Harvard Doctor’s Million-Dollar Idea Could Prevent A Pandemic
Because "you can't bomb Ebola."
The $1 million TED Prize is awarded each year to someone with a creative idea for sparking global change. The idea behind the TED Prize is to accelerate progress toward solving some of the most challenging of the world’s problems by investing millions in potential solutions. The 2017 winner is Dr. Raj Panjabi, whose “Community Health Academy” could have the power to stop pandemics before they start.

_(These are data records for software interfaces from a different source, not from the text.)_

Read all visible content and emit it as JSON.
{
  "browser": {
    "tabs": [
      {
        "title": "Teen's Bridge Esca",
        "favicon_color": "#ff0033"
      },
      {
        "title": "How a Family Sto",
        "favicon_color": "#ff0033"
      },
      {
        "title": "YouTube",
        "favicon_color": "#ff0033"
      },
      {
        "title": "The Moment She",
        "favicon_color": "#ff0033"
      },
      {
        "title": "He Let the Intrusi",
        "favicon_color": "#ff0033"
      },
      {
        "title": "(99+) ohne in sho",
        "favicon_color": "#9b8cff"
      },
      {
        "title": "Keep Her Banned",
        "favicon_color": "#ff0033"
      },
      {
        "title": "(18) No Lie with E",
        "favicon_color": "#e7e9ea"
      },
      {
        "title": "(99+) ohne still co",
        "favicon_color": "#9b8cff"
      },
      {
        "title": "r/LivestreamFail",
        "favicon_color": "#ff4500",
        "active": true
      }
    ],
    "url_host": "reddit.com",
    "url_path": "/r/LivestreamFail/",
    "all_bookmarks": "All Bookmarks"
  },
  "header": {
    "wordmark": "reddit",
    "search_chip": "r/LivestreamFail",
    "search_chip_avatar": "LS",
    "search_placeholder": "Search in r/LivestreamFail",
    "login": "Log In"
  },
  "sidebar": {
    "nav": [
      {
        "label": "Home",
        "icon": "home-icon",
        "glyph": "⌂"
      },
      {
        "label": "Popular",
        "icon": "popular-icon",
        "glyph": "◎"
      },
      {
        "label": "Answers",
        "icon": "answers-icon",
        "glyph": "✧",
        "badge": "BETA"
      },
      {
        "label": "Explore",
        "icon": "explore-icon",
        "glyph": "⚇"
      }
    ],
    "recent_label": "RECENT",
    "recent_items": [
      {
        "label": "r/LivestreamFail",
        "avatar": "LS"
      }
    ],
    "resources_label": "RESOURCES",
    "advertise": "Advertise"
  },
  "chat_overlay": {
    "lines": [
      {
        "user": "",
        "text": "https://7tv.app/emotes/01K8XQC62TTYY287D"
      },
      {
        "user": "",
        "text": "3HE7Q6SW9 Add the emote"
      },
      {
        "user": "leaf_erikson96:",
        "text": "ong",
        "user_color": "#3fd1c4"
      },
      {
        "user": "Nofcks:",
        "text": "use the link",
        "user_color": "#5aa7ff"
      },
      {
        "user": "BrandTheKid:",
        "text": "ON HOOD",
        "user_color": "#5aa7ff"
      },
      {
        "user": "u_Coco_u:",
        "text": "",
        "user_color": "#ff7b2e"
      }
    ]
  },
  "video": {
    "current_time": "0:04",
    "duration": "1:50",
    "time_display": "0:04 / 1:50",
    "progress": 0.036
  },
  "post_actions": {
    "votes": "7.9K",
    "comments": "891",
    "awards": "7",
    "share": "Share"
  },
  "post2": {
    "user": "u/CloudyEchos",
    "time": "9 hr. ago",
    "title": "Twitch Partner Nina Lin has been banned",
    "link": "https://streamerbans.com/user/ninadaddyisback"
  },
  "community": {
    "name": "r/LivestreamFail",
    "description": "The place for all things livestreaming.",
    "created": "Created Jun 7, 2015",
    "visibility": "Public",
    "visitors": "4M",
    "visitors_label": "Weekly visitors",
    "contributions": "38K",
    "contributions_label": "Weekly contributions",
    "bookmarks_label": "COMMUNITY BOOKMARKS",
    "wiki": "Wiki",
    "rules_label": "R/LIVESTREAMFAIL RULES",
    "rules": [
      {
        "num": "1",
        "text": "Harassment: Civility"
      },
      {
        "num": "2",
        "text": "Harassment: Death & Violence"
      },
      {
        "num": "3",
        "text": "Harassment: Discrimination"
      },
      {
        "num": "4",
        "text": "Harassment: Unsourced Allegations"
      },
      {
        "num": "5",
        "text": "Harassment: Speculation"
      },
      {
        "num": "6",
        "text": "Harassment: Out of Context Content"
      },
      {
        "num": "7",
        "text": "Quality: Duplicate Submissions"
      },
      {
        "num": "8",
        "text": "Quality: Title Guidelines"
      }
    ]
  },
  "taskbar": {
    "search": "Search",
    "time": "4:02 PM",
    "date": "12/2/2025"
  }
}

Panjabi is a Harvard Medical School physician and CEO and co-founder of Last Mile Health, an organization that hires professional community health workers in remote areas to expand access to healthcare. Panjabi, describing his aim to Business Insider, says his goal is to “recruit and train the largest army of community health workers that’s ever been known.” Epidemics — such as the Ebola virus outbreak of 2014 — start small. If adequate healthcare resources are in place, they can be stopped early on. “I want to help countries where they’re already working on this to do it at a higher quality and lower cost, to create and curate the best in digital education resources, and to [use] self-learning and online courses to recognize the next outbreak,” Panjabi told Business Insider.
Epidemiology And Eradicating Disease
Panjabi’s project isn’t the only one with a goal of eradicating disease: Priscilla Chan and Mark Zuckerberg unveiled the Chan Zuckerberg Initiative — a $3 billion dollar plan to invest in basic scientific research, education, and access to technology — in September of 2016. The audacious goal of their initiative? Curing, eliminating, or preventing all disease by the close of the 21st century. The process will include open collaboration and sharing of information and resources — something that can be lacking in healthcare and clinical research. The first 47 researchers received grants from the initiative in February 2017.
Both the Chan Zuckerberg Initiative and Dr. Panjabi’s Community Health Academy are banking on an inclusive, preventative approach to health. They also represent the growing importance of access to technology in the fight against disease.